Zoos are a major and growing source of financial support for in situ conservation of rhinos. Captive rhinos serve as ambassadors to facilitate this role of zoos.
However, protecting rhinos in the wild can be very challenging and uncertain. Hence, viable populations in captivity are also important as ultimate reservoirs of genetic and demographic material for reinforcement or re-establishment of wild populations as need and opportunity occur. Black rhinos from zoos have already been successfully introduced to the wild at Marakele National Park in South Africa and more such introductions are in the pipeline.
Achieving viable captive populations of rhinos for their various conservation roles requires sophisticated scientific management as well as strategic coordination of the space and resource. Such management and coordination are provided by the Regional Captive Propagation Programs (RCPs) like the European Endangered Species Programme and Species Survival Plan, which use a logo with a rhino to designate all endangered species breeding programmes.
For long-term viability, captive (just like wild) populations must attain certain minimum viable population (MVP) sizes to avoid demographic and genetic problems. Hence, it is crucial for RCPs to coordinate and interact through exchange of animals (or germplasm) and expertise, so the rhinos in zoos worldwide can be managed as a metapopulation.

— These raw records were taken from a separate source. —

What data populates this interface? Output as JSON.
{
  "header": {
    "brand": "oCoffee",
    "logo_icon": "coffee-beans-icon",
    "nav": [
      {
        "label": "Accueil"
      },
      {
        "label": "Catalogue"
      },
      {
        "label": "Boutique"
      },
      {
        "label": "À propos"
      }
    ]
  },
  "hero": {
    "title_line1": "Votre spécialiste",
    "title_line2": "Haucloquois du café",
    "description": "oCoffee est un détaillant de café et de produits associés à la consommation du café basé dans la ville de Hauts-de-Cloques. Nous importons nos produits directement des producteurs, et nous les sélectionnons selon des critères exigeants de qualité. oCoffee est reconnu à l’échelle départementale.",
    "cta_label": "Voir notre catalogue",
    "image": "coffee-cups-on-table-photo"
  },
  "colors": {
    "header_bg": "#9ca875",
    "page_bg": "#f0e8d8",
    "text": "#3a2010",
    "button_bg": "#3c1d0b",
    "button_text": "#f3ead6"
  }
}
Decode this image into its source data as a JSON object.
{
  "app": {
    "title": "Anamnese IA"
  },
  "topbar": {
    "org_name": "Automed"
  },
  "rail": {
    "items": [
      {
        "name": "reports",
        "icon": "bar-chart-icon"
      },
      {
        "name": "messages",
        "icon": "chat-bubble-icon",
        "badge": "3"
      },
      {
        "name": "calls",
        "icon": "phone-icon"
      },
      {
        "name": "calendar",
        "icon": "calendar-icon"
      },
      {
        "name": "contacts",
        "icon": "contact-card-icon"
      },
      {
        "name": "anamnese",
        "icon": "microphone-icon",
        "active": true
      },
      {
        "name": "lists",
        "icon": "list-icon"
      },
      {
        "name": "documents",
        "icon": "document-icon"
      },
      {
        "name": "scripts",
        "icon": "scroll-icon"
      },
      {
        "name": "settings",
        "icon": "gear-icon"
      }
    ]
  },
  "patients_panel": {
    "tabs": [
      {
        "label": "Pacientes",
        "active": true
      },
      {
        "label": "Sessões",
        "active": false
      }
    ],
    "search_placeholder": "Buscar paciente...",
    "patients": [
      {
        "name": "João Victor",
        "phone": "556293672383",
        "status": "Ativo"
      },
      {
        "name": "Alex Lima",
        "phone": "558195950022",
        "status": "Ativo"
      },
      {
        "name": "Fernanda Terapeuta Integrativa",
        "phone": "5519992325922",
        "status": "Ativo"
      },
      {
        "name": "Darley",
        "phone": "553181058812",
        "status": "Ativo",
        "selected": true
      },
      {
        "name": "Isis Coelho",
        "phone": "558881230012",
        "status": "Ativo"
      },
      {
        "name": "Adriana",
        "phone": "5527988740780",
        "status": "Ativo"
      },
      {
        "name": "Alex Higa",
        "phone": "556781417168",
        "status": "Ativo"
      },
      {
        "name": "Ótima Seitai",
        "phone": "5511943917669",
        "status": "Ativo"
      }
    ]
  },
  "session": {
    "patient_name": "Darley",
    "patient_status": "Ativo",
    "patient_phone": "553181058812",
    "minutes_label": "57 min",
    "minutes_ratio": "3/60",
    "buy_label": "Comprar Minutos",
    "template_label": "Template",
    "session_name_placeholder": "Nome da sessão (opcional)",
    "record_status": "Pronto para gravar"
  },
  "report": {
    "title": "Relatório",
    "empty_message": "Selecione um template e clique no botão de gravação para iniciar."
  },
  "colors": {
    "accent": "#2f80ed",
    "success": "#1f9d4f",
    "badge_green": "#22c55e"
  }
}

Toward this goal, a Global Captive Action Plan (GCAP) Workshop was conducted at Whipsnade Wild Animal Park on 30-31 May 2006. The purpose of the GCAP Workshop was to assemble the Species Coordinators, Studbook Keepers (International & Regional) and Taxon Advisory Group Chairs for rhinos from the various regions of the zoo world, along with selected technical support staff to assist with population analysis and recommendations. The last Rhino GCAP Workshop occurred at London Zoo in 1992.
International Rhino Foundation
International Zoo Programmes
Zoological Society of London